Exercise requirements:
Each entry needs to be repeated exactly, with nothing added or removed.

Records provided:

▬▬▬

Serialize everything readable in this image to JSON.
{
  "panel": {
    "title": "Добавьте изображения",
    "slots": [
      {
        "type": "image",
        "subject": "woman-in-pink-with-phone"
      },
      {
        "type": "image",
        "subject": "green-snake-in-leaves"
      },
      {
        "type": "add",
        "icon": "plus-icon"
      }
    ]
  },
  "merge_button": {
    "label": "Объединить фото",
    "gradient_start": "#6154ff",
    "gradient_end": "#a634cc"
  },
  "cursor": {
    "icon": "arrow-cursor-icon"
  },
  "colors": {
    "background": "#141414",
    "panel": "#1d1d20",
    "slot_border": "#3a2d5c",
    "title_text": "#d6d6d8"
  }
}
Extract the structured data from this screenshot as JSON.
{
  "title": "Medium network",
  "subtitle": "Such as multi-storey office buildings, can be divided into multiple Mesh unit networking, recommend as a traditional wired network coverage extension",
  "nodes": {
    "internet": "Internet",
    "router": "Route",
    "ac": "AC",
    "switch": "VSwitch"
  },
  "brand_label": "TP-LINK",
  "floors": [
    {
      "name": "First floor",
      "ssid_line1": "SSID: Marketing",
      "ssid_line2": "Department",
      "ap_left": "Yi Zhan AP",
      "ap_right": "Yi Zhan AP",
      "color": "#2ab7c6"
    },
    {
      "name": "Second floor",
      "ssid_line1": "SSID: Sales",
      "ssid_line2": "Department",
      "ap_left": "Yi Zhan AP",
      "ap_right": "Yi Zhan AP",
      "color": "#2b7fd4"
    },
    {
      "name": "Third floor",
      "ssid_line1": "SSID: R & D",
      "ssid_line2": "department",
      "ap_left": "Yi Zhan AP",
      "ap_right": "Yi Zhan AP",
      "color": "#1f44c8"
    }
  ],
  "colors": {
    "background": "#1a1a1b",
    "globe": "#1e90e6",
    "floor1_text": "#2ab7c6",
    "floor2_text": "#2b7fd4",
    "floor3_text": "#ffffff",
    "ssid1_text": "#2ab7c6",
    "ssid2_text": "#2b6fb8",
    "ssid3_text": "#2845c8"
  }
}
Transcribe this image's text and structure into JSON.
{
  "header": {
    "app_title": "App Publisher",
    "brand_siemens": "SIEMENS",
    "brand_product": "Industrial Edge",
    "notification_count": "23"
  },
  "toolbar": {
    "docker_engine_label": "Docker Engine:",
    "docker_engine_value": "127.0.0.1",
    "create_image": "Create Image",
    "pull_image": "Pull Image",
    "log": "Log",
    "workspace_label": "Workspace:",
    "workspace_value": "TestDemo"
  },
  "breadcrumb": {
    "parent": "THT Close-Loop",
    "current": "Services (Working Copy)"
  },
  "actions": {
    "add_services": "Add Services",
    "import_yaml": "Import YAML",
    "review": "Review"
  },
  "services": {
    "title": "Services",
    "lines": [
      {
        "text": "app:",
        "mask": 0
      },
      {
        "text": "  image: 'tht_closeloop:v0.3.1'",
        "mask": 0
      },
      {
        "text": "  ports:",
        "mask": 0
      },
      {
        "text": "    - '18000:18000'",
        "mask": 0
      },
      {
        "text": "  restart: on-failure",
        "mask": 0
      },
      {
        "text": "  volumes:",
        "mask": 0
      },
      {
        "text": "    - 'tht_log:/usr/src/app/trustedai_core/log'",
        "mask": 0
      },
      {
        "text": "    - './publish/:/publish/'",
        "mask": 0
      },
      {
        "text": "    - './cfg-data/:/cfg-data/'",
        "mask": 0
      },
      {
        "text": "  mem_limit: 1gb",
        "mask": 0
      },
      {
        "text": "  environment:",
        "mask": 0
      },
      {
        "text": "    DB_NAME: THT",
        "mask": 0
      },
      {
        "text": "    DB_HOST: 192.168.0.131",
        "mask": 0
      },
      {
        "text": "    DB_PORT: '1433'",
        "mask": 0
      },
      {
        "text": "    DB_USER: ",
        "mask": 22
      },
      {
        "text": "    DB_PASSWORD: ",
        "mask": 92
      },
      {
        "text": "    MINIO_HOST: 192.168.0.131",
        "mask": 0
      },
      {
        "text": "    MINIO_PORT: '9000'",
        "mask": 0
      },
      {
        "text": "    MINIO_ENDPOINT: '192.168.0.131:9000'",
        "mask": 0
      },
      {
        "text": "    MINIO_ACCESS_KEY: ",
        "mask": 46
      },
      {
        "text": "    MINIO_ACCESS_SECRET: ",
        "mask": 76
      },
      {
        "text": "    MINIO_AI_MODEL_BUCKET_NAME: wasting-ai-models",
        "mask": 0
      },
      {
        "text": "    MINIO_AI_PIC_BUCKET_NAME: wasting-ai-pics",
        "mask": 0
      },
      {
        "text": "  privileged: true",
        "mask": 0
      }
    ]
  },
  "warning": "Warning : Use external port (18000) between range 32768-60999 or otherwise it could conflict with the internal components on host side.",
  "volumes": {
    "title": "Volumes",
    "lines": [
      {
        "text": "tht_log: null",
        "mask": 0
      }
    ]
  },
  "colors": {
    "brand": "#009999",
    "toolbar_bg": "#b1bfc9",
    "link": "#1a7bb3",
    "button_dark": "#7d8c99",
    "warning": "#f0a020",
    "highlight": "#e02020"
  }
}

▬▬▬

Output below:
Serialize everything readable in this image to JSON.
{
  "panel": {
    "title": "Добавьте изображения",
    "slots": [
      {
        "type": "image",
        "subject": "woman-in-pink-with-phone"
      },
      {
        "type": "image",
        "subject": "green-snake-in-leaves"
      },
      {
        "type": "add",
        "icon": "plus-icon"
      }
    ]
  },
  "merge_button": {
    "label": "Объединить фото",
    "gradient_start": "#6154ff",
    "gradient_end": "#a634cc"
  },
  "cursor": {
    "icon": "arrow-cursor-icon"
  },
  "colors": {
    "background": "#141414",
    "panel": "#1d1d20",
    "slot_border": "#3a2d5c",
    "title_text": "#d6d6d8"
  }
}
Extract the structured data from this screenshot as JSON.
{
  "title": "Medium network",
  "subtitle": "Such as multi-storey office buildings, can be divided into multiple Mesh unit networking, recommend as a traditional wired network coverage extension",
  "nodes": {
    "internet": "Internet",
    "router": "Route",
    "ac": "AC",
    "switch": "VSwitch"
  },
  "brand_label": "TP-LINK",
  "floors": [
    {
      "name": "First floor",
      "ssid_line1": "SSID: Marketing",
      "ssid_line2": "Department",
      "ap_left": "Yi Zhan AP",
      "ap_right": "Yi Zhan AP",
      "color": "#2ab7c6"
    },
    {
      "name": "Second floor",
      "ssid_line1": "SSID: Sales",
      "ssid_line2": "Department",
      "ap_left": "Yi Zhan AP",
      "ap_right": "Yi Zhan AP",
      "color": "#2b7fd4"
    },
    {
      "name": "Third floor",
      "ssid_line1": "SSID: R & D",
      "ssid_line2": "department",
      "ap_left": "Yi Zhan AP",
      "ap_right": "Yi Zhan AP",
      "color": "#1f44c8"
    }
  ],
  "colors": {
    "background": "#1a1a1b",
    "globe": "#1e90e6",
    "floor1_text": "#2ab7c6",
    "floor2_text": "#2b7fd4",
    "floor3_text": "#ffffff",
    "ssid1_text": "#2ab7c6",
    "ssid2_text": "#2b6fb8",
    "ssid3_text": "#2845c8"
  }
}
Transcribe this image's text and structure into JSON.
{
  "header": {
    "app_title": "App Publisher",
    "brand_siemens": "SIEMENS",
    "brand_product": "Industrial Edge",
    "notification_count": "23"
  },
  "toolbar": {
    "docker_engine_label": "Docker Engine:",
    "docker_engine_value": "127.0.0.1",
    "create_image": "Create Image",
    "pull_image": "Pull Image",
    "log": "Log",
    "workspace_label": "Workspace:",
    "workspace_value": "TestDemo"
  },
  "breadcrumb": {
    "parent": "THT Close-Loop",
    "current": "Services (Working Copy)"
  },
  "actions": {
    "add_services": "Add Services",
    "import_yaml": "Import YAML",
    "review": "Review"
  },
  "services": {
    "title": "Services",
    "lines": [
      {
        "text": "app:",
        "mask": 0
      },
      {
        "text": "  image: 'tht_closeloop:v0.3.1'",
        "mask": 0
      },
      {
        "text": "  ports:",
        "mask": 0
      },
      {
        "text": "    - '18000:18000'",
        "mask": 0
      },
      {
        "text": "  restart: on-failure",
        "mask": 0
      },
      {
        "text": "  volumes:",
        "mask": 0
      },
      {
        "text": "    - 'tht_log:/usr/src/app/trustedai_core/log'",
        "mask": 0
      },
      {
        "text": "    - './publish/:/publish/'",
        "mask": 0
      },
      {
        "text": "    - './cfg-data/:/cfg-data/'",
        "mask": 0
      },
      {
        "text": "  mem_limit: 1gb",
        "mask": 0
      },
      {
        "text": "  environment:",
        "mask": 0
      },
      {
        "text": "    DB_NAME: THT",
        "mask": 0
      },
      {
        "text": "    DB_HOST: 192.168.0.131",
        "mask": 0
      },
      {
        "text": "    DB_PORT: '1433'",
        "mask": 0
      },
      {
        "text": "    DB_USER: ",
        "mask": 22
      },
      {
        "text": "    DB_PASSWORD: ",
        "mask": 92
      },
      {
        "text": "    MINIO_HOST: 192.168.0.131",
        "mask": 0
      },
      {
        "text": "    MINIO_PORT: '9000'",
        "mask": 0
      },
      {
        "text": "    MINIO_ENDPOINT: '192.168.0.131:9000'",
        "mask": 0
      },
      {
        "text": "    MINIO_ACCESS_KEY: ",
        "mask": 46
      },
      {
        "text": "    MINIO_ACCESS_SECRET: ",
        "mask": 76
      },
      {
        "text": "    MINIO_AI_MODEL_BUCKET_NAME: wasting-ai-models",
        "mask": 0
      },
      {
        "text": "    MINIO_AI_PIC_BUCKET_NAME: wasting-ai-pics",
        "mask": 0
      },
      {
        "text": "  privileged: true",
        "mask": 0
      }
    ]
  },
  "warning": "Warning : Use external port (18000) between range 32768-60999 or otherwise it could conflict with the internal components on host side.",
  "volumes": {
    "title": "Volumes",
    "lines": [
      {
        "text": "tht_log: null",
        "mask": 0
      }
    ]
  },
  "colors": {
    "brand": "#009999",
    "toolbar_bg": "#b1bfc9",
    "link": "#1a7bb3",
    "button_dark": "#7d8c99",
    "warning": "#f0a020",
    "highlight": "#e02020"
  }
}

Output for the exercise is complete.